There are some really clever uses of technology, most notably this fun (if slightly annoying) Pictionary-inspired Speed Sketch game, where you have to draw simple objects for Tensor the machine learning robot to “guess”. Make sure you have the sound turned on for the full effect.

Santa Tracker screenshot

How was it not able to identify my snowman?! 

While not the most functional web app on our list, this is a great example of a large interactive web app that takes advantage of modern technologies. It supports an offline browsing experience, saves bandwidth by only loading what the user can see, and is fully responsive despite having a complex visual design. For a detailed technical breakdown, read Google’s case study in full.

So are web apps the future?

The trend five years ago was to build a native app for everything, but that bubble has burst. While a 2013 Harvard Business Review article professed that consumers “spend about 82% of their mobile time with apps, compared to just 18% with web browsers”, more recent research reveals that while in-app time is increasing, the number of actual apps used is in decline. In such a competitive market, investing in developing a native app can constitute a significant financial risk. 

Furthermore, it’s about to become increasingly difficult to publish native apps. From January 2018, Apple will begin to clamp down on apps that use templates and app generation software, in an effort to maintain quality levels on the App Store. Given that these are the cheapest methods of producing native apps, it means small businesses will no longer be able to compete. But web apps offer an affordable alternative.

The above are great examples of how you can achieve much of the same functionality without having to ask your users to install anything – and, crucially, without having to spend the huge amounts of time and money you’d need to build for each platform separately. In particular, Progressive Web Apps offer a reliable and performant solution, and one which many large brands are opting for. 

Web app technologies allow businesses to take advantage of modern browsers to pull off impressive features, but the real win for customers is improved performance at a lower data cost.

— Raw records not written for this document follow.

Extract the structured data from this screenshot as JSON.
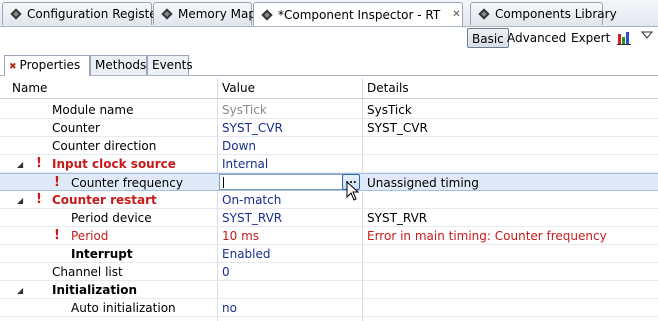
{
  "editor_tabs": [
    {
      "label": "Configuration Registers",
      "close": ""
    },
    {
      "label": "Memory Map",
      "close": ""
    },
    {
      "label": "*Component Inspector - RT",
      "close": "✕"
    },
    {
      "label": "Components Library",
      "close": ""
    }
  ],
  "toolbar": {
    "basic": "Basic",
    "advanced": "Advanced",
    "expert": "Expert"
  },
  "subtabs": {
    "properties": "Properties",
    "methods": "Methods",
    "events": "Events"
  },
  "columns": {
    "name": "Name",
    "value": "Value",
    "details": "Details"
  },
  "rows": [
    {
      "name": "Module name",
      "value": "SysTick",
      "details": "SysTick"
    },
    {
      "name": "Counter",
      "value": "SYST_CVR",
      "details": "SYST_CVR"
    },
    {
      "name": "Counter direction",
      "value": "Down",
      "details": ""
    },
    {
      "name": "Input clock source",
      "value": "Internal",
      "details": ""
    },
    {
      "name": "Counter frequency",
      "value": "",
      "details": "Unassigned timing",
      "button": "..."
    },
    {
      "name": "Counter restart",
      "value": "On-match",
      "details": ""
    },
    {
      "name": "Period device",
      "value": "SYST_RVR",
      "details": "SYST_RVR"
    },
    {
      "name": "Period",
      "value": "10 ms",
      "details": "Error in main timing: Counter frequency"
    },
    {
      "name": "Interrupt",
      "value": "Enabled",
      "details": ""
    },
    {
      "name": "Channel list",
      "value": "0",
      "details": ""
    },
    {
      "name": "Initialization",
      "value": "",
      "details": ""
    },
    {
      "name": "Auto initialization",
      "value": "no",
      "details": ""
    }
  ],
  "icons": {
    "tab_icon": "chip-icon",
    "chart": "bar-chart-icon",
    "menu": "view-menu-icon",
    "error": "error-icon",
    "expand": "expand-triangle-icon"
  },
  "colors": {
    "error": "#c81a1a",
    "value": "#1a2f8c",
    "selection": "#dfe9f7"
  }
}
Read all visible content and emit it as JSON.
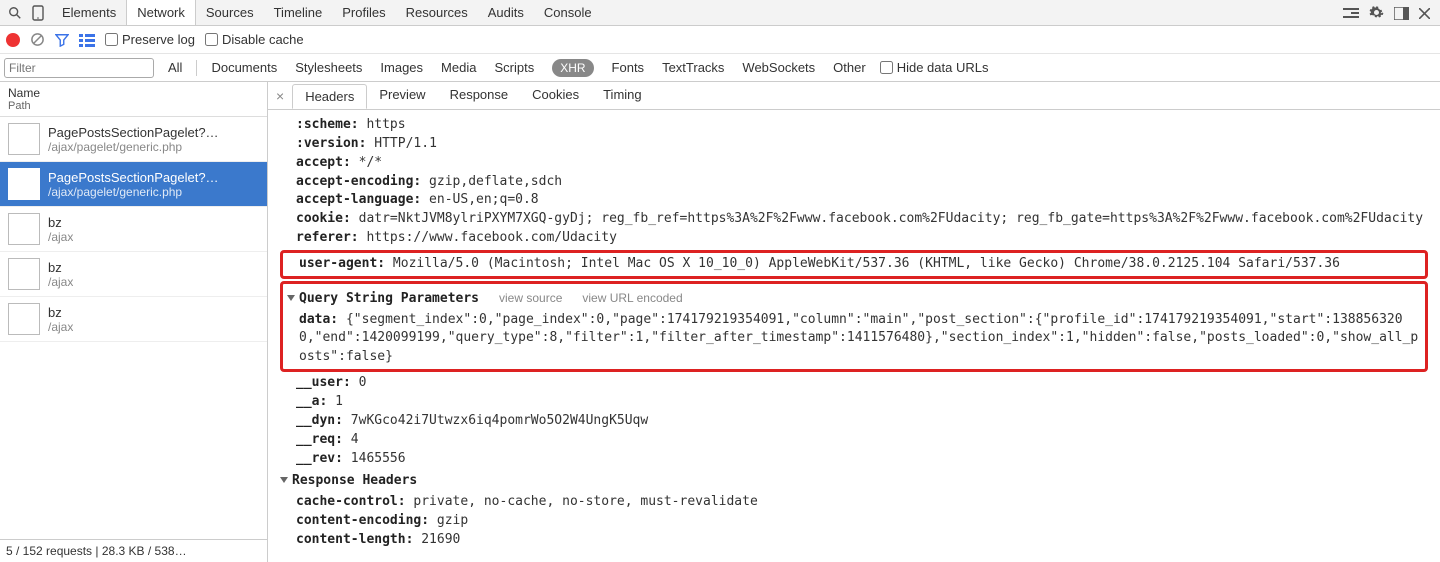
{
  "topTabs": [
    "Elements",
    "Network",
    "Sources",
    "Timeline",
    "Profiles",
    "Resources",
    "Audits",
    "Console"
  ],
  "topActiveIndex": 1,
  "toolbar": {
    "preserveLog": "Preserve log",
    "disableCache": "Disable cache"
  },
  "filter": {
    "placeholder": "Filter",
    "tabs": [
      "All",
      "Documents",
      "Stylesheets",
      "Images",
      "Media",
      "Scripts",
      "XHR",
      "Fonts",
      "TextTracks",
      "WebSockets",
      "Other"
    ],
    "activeIndex": 6,
    "hideData": "Hide data URLs"
  },
  "leftHeader": {
    "name": "Name",
    "path": "Path"
  },
  "requests": [
    {
      "name": "PagePostsSectionPagelet?…",
      "path": "/ajax/pagelet/generic.php"
    },
    {
      "name": "PagePostsSectionPagelet?…",
      "path": "/ajax/pagelet/generic.php"
    },
    {
      "name": "bz",
      "path": "/ajax"
    },
    {
      "name": "bz",
      "path": "/ajax"
    },
    {
      "name": "bz",
      "path": "/ajax"
    }
  ],
  "selectedIndex": 1,
  "status": "5 / 152 requests | 28.3 KB / 538…",
  "detailTabs": [
    "Headers",
    "Preview",
    "Response",
    "Cookies",
    "Timing"
  ],
  "detailActiveIndex": 0,
  "headersTop": [
    {
      "k": ":scheme:",
      "v": "https"
    },
    {
      "k": ":version:",
      "v": "HTTP/1.1"
    },
    {
      "k": "accept:",
      "v": "*/*"
    },
    {
      "k": "accept-encoding:",
      "v": "gzip,deflate,sdch"
    },
    {
      "k": "accept-language:",
      "v": "en-US,en;q=0.8"
    },
    {
      "k": "cookie:",
      "v": "datr=NktJVM8ylriPXYM7XGQ-gyDj; reg_fb_ref=https%3A%2F%2Fwww.facebook.com%2FUdacity; reg_fb_gate=https%3A%2F%2Fwww.facebook.com%2FUdacity"
    },
    {
      "k": "referer:",
      "v": "https://www.facebook.com/Udacity"
    }
  ],
  "userAgent": {
    "k": "user-agent:",
    "v": "Mozilla/5.0 (Macintosh; Intel Mac OS X 10_10_0) AppleWebKit/537.36 (KHTML, like Gecko) Chrome/38.0.2125.104 Safari/537.36"
  },
  "qsSection": {
    "title": "Query String Parameters",
    "viewSource": "view source",
    "viewEncoded": "view URL encoded"
  },
  "qsData": {
    "k": "data:",
    "v": "{\"segment_index\":0,\"page_index\":0,\"page\":174179219354091,\"column\":\"main\",\"post_section\":{\"profile_id\":174179219354091,\"start\":1388563200,\"end\":1420099199,\"query_type\":8,\"filter\":1,\"filter_after_timestamp\":1411576480},\"section_index\":1,\"hidden\":false,\"posts_loaded\":0,\"show_all_posts\":false}"
  },
  "qsRest": [
    {
      "k": "__user:",
      "v": "0"
    },
    {
      "k": "__a:",
      "v": "1"
    },
    {
      "k": "__dyn:",
      "v": "7wKGco42i7Utwzx6iq4pomrWo5O2W4UngK5Uqw"
    },
    {
      "k": "__req:",
      "v": "4"
    },
    {
      "k": "__rev:",
      "v": "1465556"
    }
  ],
  "respSection": {
    "title": "Response Headers"
  },
  "respHeaders": [
    {
      "k": "cache-control:",
      "v": "private, no-cache, no-store, must-revalidate"
    },
    {
      "k": "content-encoding:",
      "v": "gzip"
    },
    {
      "k": "content-length:",
      "v": "21690"
    }
  ]
}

As the examples above show, this opens up exciting opportunities to reach new markets and deliver a more engaging experience, that could have your users sticking around longer and coming back more often. 

Are you looking to transform your business through digital in 2018? Get in touch to find out how we can help.